After school hang out
“Every school has its spirit.”
Directors/Writers: Chris Lofing & Travis Cluff / Cast: Reese Mishler, Pfeifer Brown, Ryan Shoos, Cassidy Gifford.
Body Count: 6
I don’t really ‘do’ theater. I get it, I have a couple of friends who tread the boards and have respect for them having to memorise all those lines without the ability for a second take, but I like shots, angles, playful camerawork.
The Gallows is a found footage production that orbits around a seemingly cursed high school play of the same name. In 1993, the lead actor was killed when part of the stage collapsed and he was hanged.
Not hung. It’s never hung unless it’s a Grindr chat, it’s hanged.
Twenty years later – never nineteen, never twenty-one – the school is again staging The Gallows, and leading man/ex-footballer Reese is having trouble with his lines. Filmed/bugged by his very irritating buddy Ryan, Reese soon lets slip that the only reason he’s doing the play is to get close to leading lady, Pfeifer.

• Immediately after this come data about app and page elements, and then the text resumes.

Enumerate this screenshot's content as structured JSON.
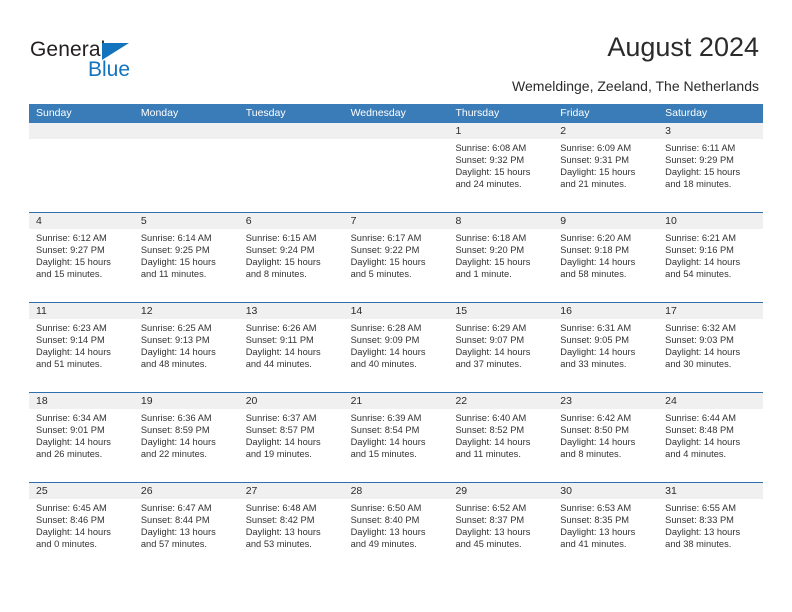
{
  "brand": {
    "name_part1": "General",
    "name_part2": "Blue",
    "accent_color": "#1473bd"
  },
  "header": {
    "title": "August 2024",
    "subtitle": "Wemeldinge, Zeeland, The Netherlands",
    "header_bg_color": "#3a7cb8",
    "daynum_bg_color": "#f0f0f0"
  },
  "calendar": {
    "day_names": [
      "Sunday",
      "Monday",
      "Tuesday",
      "Wednesday",
      "Thursday",
      "Friday",
      "Saturday"
    ],
    "weeks": [
      [
        {
          "day": "",
          "sunrise": "",
          "sunset": "",
          "daylight_line1": "",
          "daylight_line2": ""
        },
        {
          "day": "",
          "sunrise": "",
          "sunset": "",
          "daylight_line1": "",
          "daylight_line2": ""
        },
        {
          "day": "",
          "sunrise": "",
          "sunset": "",
          "daylight_line1": "",
          "daylight_line2": ""
        },
        {
          "day": "",
          "sunrise": "",
          "sunset": "",
          "daylight_line1": "",
          "daylight_line2": ""
        },
        {
          "day": "1",
          "sunrise": "Sunrise: 6:08 AM",
          "sunset": "Sunset: 9:32 PM",
          "daylight_line1": "Daylight: 15 hours",
          "daylight_line2": "and 24 minutes."
        },
        {
          "day": "2",
          "sunrise": "Sunrise: 6:09 AM",
          "sunset": "Sunset: 9:31 PM",
          "daylight_line1": "Daylight: 15 hours",
          "daylight_line2": "and 21 minutes."
        },
        {
          "day": "3",
          "sunrise": "Sunrise: 6:11 AM",
          "sunset": "Sunset: 9:29 PM",
          "daylight_line1": "Daylight: 15 hours",
          "daylight_line2": "and 18 minutes."
        }
      ],
      [
        {
          "day": "4",
          "sunrise": "Sunrise: 6:12 AM",
          "sunset": "Sunset: 9:27 PM",
          "daylight_line1": "Daylight: 15 hours",
          "daylight_line2": "and 15 minutes."
        },
        {
          "day": "5",
          "sunrise": "Sunrise: 6:14 AM",
          "sunset": "Sunset: 9:25 PM",
          "daylight_line1": "Daylight: 15 hours",
          "daylight_line2": "and 11 minutes."
        },
        {
          "day": "6",
          "sunrise": "Sunrise: 6:15 AM",
          "sunset": "Sunset: 9:24 PM",
          "daylight_line1": "Daylight: 15 hours",
          "daylight_line2": "and 8 minutes."
        },
        {
          "day": "7",
          "sunrise": "Sunrise: 6:17 AM",
          "sunset": "Sunset: 9:22 PM",
          "daylight_line1": "Daylight: 15 hours",
          "daylight_line2": "and 5 minutes."
        },
        {
          "day": "8",
          "sunrise": "Sunrise: 6:18 AM",
          "sunset": "Sunset: 9:20 PM",
          "daylight_line1": "Daylight: 15 hours",
          "daylight_line2": "and 1 minute."
        },
        {
          "day": "9",
          "sunrise": "Sunrise: 6:20 AM",
          "sunset": "Sunset: 9:18 PM",
          "daylight_line1": "Daylight: 14 hours",
          "daylight_line2": "and 58 minutes."
        },
        {
          "day": "10",
          "sunrise": "Sunrise: 6:21 AM",
          "sunset": "Sunset: 9:16 PM",
          "daylight_line1": "Daylight: 14 hours",
          "daylight_line2": "and 54 minutes."
        }
      ],
      [
        {
          "day": "11",
          "sunrise": "Sunrise: 6:23 AM",
          "sunset": "Sunset: 9:14 PM",
          "daylight_line1": "Daylight: 14 hours",
          "daylight_line2": "and 51 minutes."
        },
        {
          "day": "12",
          "sunrise": "Sunrise: 6:25 AM",
          "sunset": "Sunset: 9:13 PM",
          "daylight_line1": "Daylight: 14 hours",
          "daylight_line2": "and 48 minutes."
        },
        {
          "day": "13",
          "sunrise": "Sunrise: 6:26 AM",
          "sunset": "Sunset: 9:11 PM",
          "daylight_line1": "Daylight: 14 hours",
          "daylight_line2": "and 44 minutes."
        },
        {
          "day": "14",
          "sunrise": "Sunrise: 6:28 AM",
          "sunset": "Sunset: 9:09 PM",
          "daylight_line1": "Daylight: 14 hours",
          "daylight_line2": "and 40 minutes."
        },
        {
          "day": "15",
          "sunrise": "Sunrise: 6:29 AM",
          "sunset": "Sunset: 9:07 PM",
          "daylight_line1": "Daylight: 14 hours",
          "daylight_line2": "and 37 minutes."
        },
        {
          "day": "16",
          "sunrise": "Sunrise: 6:31 AM",
          "sunset": "Sunset: 9:05 PM",
          "daylight_line1": "Daylight: 14 hours",
          "daylight_line2": "and 33 minutes."
        },
        {
          "day": "17",
          "sunrise": "Sunrise: 6:32 AM",
          "sunset": "Sunset: 9:03 PM",
          "daylight_line1": "Daylight: 14 hours",
          "daylight_line2": "and 30 minutes."
        }
      ],
      [
        {
          "day": "18",
          "sunrise": "Sunrise: 6:34 AM",
          "sunset": "Sunset: 9:01 PM",
          "daylight_line1": "Daylight: 14 hours",
          "daylight_line2": "and 26 minutes."
        },
        {
          "day": "19",
          "sunrise": "Sunrise: 6:36 AM",
          "sunset": "Sunset: 8:59 PM",
          "daylight_line1": "Daylight: 14 hours",
          "daylight_line2": "and 22 minutes."
        },
        {
          "day": "20",
          "sunrise": "Sunrise: 6:37 AM",
          "sunset": "Sunset: 8:57 PM",
          "daylight_line1": "Daylight: 14 hours",
          "daylight_line2": "and 19 minutes."
        },
        {
          "day": "21",
          "sunrise": "Sunrise: 6:39 AM",
          "sunset": "Sunset: 8:54 PM",
          "daylight_line1": "Daylight: 14 hours",
          "daylight_line2": "and 15 minutes."
        },
        {
          "day": "22",
          "sunrise": "Sunrise: 6:40 AM",
          "sunset": "Sunset: 8:52 PM",
          "daylight_line1": "Daylight: 14 hours",
          "daylight_line2": "and 11 minutes."
        },
        {
          "day": "23",
          "sunrise": "Sunrise: 6:42 AM",
          "sunset": "Sunset: 8:50 PM",
          "daylight_line1": "Daylight: 14 hours",
          "daylight_line2": "and 8 minutes."
        },
        {
          "day": "24",
          "sunrise": "Sunrise: 6:44 AM",
          "sunset": "Sunset: 8:48 PM",
          "daylight_line1": "Daylight: 14 hours",
          "daylight_line2": "and 4 minutes."
        }
      ],
      [
        {
          "day": "25",
          "sunrise": "Sunrise: 6:45 AM",
          "sunset": "Sunset: 8:46 PM",
          "daylight_line1": "Daylight: 14 hours",
          "daylight_line2": "and 0 minutes."
        },
        {
          "day": "26",
          "sunrise": "Sunrise: 6:47 AM",
          "sunset": "Sunset: 8:44 PM",
          "daylight_line1": "Daylight: 13 hours",
          "daylight_line2": "and 57 minutes."
        },
        {
          "day": "27",
          "sunrise": "Sunrise: 6:48 AM",
          "sunset": "Sunset: 8:42 PM",
          "daylight_line1": "Daylight: 13 hours",
          "daylight_line2": "and 53 minutes."
        },
        {
          "day": "28",
          "sunrise": "Sunrise: 6:50 AM",
          "sunset": "Sunset: 8:40 PM",
          "daylight_line1": "Daylight: 13 hours",
          "daylight_line2": "and 49 minutes."
        },
        {
          "day": "29",
          "sunrise": "Sunrise: 6:52 AM",
          "sunset": "Sunset: 8:37 PM",
          "daylight_line1": "Daylight: 13 hours",
          "daylight_line2": "and 45 minutes."
        },
        {
          "day": "30",
          "sunrise": "Sunrise: 6:53 AM",
          "sunset": "Sunset: 8:35 PM",
          "daylight_line1": "Daylight: 13 hours",
          "daylight_line2": "and 41 minutes."
        },
        {
          "day": "31",
          "sunrise": "Sunrise: 6:55 AM",
          "sunset": "Sunset: 8:33 PM",
          "daylight_line1": "Daylight: 13 hours",
          "daylight_line2": "and 38 minutes."
        }
      ]
    ]
  }
}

Some people are superstitious, and nobody is supposed to say the name of the guy who died – Charlie.
Asshole Ryan convinces Reese that the best course of action is to return to school at night and wreck the props so that the play can’t go ahead: He doesn’t have to embarrass himself by screwing up his lines, and doesn’t have to ruin his chances with Pfeifer by dropping out.
Sneaking in through an unlockable door Ryan found earlier, the two boys and cheerleader Cassidy, start to dismantle things when they hear a loud noise. Turns out Pfeifer was passing by and saw Reese’s car outside and thought he’d come to practice…
The truth comes out and, amidst the arguments it causes, the teens find themselves locked in. Even the unlockable door won’t budge. Then things move, dismantled pieces of the set have been fixed, a TV is found playing to itself – footage of the original incident no less.
It ramps up to doors that slam themselves, Ryan is thrown from a ladder, and apparitions of an executioner begin to manifest – Charlie appears to have woken up and traps each of them alone for a ritual hanging. There’s no slashing in this slasher, just rope.
The real ghost that haunts proceedings is that of The Blair Witch. Ever since 1999, FF horror has cropped up with regularity and a different spin on the same motifs – much like the slasher genre in that sense, it’s cursed by its own parameters, largely unable to evolve very much.
The real test with any FF film lies in the acting – can the usually small cast shoulder the burden of making their reactions sufficiently realistic? In the case of The Gallows I’d say yes. There’s not a weak link to speak of, and, like Blair Witch, the actors’ first names match their characters, possibly for ease of use in improvised moments where shouting Stacey instead of Joan could necessitate and entire reshoot since the last ‘cut’. Their fictional counterparts could do with a bit of a likeability shot though.
A fair twist surfaces at the end, which ties a neat bow atop things effectively enough. If anything, the entire production suffers from its seen-this-before quality (rich coming from a slasher movie fan, granted), but it’s got a couple of good jump scares and doesn’t grind on longer than is welcome.